◆ Your assignment
Filter the records for "JSON" and keep each line that has it.

### Data to use ###

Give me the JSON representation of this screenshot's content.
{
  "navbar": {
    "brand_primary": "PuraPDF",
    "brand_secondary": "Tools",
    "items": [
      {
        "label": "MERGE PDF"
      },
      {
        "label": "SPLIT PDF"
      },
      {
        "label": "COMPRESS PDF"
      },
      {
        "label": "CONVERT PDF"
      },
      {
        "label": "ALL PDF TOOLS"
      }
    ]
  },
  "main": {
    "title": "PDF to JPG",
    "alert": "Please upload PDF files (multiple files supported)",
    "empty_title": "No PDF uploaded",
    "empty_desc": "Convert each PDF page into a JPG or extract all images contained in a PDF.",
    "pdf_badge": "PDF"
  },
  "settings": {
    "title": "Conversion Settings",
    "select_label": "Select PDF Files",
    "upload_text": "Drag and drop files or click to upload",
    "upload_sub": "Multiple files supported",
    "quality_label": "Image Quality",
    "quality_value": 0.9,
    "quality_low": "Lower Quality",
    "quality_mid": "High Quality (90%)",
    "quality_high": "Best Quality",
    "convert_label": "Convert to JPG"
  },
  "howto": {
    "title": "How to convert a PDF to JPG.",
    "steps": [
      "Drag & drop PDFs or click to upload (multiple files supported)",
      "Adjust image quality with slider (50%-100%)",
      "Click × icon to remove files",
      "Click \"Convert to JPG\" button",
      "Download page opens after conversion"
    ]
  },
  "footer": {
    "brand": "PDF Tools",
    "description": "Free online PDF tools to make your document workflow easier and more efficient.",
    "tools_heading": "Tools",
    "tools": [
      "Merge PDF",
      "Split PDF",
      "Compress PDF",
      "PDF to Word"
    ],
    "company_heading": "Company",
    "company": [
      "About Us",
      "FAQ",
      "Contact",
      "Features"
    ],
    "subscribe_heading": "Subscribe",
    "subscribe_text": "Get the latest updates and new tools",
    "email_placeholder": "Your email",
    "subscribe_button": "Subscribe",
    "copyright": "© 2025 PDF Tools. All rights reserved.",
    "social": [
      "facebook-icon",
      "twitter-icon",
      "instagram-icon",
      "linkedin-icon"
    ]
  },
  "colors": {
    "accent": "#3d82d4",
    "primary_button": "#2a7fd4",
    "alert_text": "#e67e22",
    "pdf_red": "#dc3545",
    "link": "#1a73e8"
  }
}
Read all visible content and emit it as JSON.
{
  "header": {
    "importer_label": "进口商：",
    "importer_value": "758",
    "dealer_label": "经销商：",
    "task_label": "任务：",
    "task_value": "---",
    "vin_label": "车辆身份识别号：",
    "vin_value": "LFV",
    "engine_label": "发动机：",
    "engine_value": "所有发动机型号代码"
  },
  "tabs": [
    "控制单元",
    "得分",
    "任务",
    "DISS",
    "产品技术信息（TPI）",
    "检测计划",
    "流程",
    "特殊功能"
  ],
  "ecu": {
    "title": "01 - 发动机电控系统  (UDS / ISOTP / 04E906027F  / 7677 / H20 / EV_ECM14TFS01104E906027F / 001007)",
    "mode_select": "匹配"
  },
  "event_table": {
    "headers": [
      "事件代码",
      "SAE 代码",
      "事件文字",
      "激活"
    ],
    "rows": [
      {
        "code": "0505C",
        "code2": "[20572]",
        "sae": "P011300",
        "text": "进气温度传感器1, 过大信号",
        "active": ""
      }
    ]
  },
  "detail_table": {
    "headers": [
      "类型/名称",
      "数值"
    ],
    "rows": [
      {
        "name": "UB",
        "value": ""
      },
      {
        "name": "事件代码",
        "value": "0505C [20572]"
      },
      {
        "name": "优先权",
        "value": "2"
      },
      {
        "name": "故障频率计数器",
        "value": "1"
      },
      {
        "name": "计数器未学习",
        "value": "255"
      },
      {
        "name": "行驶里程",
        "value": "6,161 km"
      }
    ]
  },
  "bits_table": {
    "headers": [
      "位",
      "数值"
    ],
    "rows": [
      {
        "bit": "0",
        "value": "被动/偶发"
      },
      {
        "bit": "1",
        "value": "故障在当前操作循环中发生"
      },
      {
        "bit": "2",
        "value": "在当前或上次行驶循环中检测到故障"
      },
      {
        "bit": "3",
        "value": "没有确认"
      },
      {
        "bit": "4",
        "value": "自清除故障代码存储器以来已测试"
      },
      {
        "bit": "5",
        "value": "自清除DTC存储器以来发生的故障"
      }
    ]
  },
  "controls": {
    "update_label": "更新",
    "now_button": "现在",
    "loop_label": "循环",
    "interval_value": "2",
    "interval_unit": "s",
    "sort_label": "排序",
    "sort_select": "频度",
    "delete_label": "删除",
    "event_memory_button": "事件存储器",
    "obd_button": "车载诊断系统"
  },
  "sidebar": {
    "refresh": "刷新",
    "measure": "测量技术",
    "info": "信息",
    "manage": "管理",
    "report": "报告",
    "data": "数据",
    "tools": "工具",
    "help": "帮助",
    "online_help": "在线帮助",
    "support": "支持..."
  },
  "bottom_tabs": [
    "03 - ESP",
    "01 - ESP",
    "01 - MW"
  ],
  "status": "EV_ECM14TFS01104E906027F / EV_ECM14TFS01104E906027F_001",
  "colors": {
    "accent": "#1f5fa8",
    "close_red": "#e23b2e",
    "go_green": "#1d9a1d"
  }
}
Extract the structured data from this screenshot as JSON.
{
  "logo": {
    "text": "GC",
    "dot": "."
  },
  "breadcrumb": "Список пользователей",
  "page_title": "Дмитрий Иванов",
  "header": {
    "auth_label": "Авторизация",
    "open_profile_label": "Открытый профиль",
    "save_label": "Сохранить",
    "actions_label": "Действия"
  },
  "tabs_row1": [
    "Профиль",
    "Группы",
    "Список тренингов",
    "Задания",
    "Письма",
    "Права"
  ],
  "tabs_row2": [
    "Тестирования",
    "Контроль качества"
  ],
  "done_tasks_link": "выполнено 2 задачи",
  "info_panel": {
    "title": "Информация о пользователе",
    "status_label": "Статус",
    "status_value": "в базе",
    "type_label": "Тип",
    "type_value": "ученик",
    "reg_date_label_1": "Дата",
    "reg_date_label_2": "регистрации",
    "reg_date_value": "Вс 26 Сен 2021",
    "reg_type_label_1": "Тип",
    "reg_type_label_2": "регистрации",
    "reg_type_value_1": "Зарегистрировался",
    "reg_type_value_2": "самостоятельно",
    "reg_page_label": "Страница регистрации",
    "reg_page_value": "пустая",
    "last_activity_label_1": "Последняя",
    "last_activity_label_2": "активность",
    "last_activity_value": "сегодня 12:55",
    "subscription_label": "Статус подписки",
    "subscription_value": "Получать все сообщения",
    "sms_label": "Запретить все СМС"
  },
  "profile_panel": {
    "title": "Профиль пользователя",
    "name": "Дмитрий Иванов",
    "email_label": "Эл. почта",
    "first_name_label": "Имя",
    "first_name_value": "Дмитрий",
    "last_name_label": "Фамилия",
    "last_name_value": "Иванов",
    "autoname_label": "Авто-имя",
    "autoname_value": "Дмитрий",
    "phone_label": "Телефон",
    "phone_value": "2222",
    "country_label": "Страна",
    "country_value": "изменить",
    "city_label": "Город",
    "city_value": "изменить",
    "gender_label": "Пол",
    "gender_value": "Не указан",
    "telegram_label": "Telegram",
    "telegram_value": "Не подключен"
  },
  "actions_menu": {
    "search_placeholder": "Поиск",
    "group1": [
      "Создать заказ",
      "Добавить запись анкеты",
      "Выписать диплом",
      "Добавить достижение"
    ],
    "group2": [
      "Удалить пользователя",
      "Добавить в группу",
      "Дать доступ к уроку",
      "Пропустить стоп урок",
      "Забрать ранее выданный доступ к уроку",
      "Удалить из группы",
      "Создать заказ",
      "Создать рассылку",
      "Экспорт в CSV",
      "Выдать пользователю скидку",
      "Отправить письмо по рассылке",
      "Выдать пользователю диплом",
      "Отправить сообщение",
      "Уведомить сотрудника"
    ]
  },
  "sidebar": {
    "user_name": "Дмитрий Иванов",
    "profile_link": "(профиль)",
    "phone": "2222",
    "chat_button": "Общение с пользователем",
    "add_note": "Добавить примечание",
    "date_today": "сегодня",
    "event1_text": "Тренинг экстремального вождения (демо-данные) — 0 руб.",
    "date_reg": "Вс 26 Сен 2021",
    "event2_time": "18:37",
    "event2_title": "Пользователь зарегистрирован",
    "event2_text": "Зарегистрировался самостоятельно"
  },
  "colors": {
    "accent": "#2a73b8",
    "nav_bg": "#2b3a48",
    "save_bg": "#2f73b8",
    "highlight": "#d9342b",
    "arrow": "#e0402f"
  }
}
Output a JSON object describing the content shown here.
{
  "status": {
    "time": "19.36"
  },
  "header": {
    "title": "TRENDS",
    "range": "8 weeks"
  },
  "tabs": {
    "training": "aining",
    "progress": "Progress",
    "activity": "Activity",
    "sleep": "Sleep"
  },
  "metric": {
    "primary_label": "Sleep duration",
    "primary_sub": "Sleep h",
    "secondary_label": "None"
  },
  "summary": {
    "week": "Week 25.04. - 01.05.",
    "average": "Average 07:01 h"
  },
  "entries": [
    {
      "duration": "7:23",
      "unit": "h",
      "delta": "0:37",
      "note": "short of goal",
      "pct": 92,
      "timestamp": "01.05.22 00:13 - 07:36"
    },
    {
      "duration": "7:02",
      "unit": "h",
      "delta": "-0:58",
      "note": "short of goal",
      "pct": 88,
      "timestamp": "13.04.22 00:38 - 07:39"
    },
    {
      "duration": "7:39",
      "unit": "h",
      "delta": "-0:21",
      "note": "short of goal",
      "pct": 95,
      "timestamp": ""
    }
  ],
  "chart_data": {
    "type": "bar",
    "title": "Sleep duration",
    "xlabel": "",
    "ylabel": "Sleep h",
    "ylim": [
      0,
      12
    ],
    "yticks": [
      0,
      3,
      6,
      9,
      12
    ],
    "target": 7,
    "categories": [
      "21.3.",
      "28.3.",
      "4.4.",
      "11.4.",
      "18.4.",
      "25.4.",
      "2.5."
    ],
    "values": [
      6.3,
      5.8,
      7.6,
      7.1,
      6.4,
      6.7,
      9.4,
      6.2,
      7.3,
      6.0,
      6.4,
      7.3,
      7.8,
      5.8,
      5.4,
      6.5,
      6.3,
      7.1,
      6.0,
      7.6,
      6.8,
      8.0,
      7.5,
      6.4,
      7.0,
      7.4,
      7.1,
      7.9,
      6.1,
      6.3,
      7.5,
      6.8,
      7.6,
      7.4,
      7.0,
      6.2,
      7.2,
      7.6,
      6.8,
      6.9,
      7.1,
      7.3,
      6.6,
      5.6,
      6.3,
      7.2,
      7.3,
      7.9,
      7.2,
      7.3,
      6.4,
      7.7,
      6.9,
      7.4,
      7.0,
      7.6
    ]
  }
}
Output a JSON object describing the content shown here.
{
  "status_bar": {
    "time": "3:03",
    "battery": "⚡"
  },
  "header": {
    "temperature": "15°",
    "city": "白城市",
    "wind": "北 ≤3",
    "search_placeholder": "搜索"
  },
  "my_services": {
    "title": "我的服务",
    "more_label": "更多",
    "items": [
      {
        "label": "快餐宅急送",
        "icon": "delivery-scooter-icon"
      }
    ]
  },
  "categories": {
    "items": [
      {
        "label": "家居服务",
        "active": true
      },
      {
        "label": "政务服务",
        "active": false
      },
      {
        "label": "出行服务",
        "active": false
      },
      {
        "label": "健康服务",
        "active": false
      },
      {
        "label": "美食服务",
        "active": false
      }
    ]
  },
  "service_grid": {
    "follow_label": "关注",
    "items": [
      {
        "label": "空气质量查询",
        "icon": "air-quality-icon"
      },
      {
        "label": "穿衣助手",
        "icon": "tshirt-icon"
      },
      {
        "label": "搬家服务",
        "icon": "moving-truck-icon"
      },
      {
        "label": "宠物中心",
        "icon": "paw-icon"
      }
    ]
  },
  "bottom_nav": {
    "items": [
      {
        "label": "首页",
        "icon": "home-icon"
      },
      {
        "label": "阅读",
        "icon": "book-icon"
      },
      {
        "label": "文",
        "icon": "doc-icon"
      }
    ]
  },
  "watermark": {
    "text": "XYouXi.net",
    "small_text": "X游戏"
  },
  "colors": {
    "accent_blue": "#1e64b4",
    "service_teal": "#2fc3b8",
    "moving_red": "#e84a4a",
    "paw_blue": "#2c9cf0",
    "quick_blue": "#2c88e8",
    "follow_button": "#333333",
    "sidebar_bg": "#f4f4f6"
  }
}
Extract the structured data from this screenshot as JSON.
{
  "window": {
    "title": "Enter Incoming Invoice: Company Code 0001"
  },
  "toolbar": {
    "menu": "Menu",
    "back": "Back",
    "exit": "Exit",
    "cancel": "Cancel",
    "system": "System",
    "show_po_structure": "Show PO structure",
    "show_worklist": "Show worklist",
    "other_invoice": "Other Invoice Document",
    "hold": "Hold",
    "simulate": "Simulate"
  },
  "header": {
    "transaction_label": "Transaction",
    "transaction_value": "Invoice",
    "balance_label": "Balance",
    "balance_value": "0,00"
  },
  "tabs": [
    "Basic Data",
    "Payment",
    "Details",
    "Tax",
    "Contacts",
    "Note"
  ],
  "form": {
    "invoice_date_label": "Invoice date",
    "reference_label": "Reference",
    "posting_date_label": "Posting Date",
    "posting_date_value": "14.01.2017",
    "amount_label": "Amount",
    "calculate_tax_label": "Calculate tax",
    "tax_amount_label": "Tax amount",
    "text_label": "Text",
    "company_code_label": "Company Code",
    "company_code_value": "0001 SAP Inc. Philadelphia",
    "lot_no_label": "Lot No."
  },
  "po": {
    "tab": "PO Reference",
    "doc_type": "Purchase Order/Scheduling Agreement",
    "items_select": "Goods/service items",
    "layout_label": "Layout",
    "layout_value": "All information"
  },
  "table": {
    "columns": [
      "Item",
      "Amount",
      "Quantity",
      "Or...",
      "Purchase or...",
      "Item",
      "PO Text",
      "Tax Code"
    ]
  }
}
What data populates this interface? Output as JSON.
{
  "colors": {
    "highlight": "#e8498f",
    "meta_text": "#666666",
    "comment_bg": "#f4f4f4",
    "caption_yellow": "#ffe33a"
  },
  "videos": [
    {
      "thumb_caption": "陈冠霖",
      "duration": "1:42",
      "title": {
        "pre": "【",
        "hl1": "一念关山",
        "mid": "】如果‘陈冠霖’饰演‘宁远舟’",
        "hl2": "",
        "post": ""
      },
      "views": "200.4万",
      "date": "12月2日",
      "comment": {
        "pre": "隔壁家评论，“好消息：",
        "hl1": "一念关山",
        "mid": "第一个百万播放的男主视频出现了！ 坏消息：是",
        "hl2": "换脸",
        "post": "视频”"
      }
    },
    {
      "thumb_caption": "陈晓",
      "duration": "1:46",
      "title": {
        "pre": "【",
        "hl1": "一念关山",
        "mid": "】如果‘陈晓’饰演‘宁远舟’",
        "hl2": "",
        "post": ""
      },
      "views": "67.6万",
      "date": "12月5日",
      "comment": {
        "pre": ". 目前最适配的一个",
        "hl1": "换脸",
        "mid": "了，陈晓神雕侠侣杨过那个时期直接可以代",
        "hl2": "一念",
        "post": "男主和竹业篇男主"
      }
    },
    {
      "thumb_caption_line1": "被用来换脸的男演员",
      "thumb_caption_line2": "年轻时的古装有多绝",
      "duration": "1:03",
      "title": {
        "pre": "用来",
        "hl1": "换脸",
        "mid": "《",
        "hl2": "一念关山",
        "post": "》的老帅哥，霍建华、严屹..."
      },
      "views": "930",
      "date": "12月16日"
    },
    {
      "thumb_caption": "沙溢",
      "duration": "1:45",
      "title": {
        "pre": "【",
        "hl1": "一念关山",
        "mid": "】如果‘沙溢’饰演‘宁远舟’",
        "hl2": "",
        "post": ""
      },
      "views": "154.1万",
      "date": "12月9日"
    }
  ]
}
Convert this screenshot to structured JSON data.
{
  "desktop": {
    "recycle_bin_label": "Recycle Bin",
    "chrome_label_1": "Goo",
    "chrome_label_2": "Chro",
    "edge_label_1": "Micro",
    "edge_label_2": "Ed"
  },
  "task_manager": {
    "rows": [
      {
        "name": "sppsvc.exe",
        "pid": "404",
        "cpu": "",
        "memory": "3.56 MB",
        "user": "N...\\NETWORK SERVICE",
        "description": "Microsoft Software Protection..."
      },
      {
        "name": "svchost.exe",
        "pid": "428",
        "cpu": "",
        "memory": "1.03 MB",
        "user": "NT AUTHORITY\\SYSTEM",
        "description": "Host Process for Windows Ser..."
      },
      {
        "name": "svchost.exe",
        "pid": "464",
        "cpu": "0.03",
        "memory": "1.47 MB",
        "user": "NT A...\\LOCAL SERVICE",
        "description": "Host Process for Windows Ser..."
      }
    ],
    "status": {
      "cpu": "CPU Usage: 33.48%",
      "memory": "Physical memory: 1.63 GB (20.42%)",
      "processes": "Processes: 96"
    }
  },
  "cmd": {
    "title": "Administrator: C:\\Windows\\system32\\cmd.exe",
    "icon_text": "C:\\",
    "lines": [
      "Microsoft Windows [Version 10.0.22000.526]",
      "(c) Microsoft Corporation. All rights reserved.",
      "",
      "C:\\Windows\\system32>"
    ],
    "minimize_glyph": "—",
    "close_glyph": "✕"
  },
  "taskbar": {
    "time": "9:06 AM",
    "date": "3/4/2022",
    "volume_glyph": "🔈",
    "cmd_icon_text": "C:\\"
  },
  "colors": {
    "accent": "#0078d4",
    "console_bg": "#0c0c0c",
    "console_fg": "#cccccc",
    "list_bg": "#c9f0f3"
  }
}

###

◆ Response to the exercise
Give me the JSON representation of this screenshot's content.
Read all visible content and emit it as JSON.
Extract the structured data from this screenshot as JSON.
Output a JSON object describing the content shown here.
Output a JSON object describing the content shown here.
Extract the structured data from this screenshot as JSON.
What data populates this interface? Output as JSON.
Convert this screenshot to structured JSON data.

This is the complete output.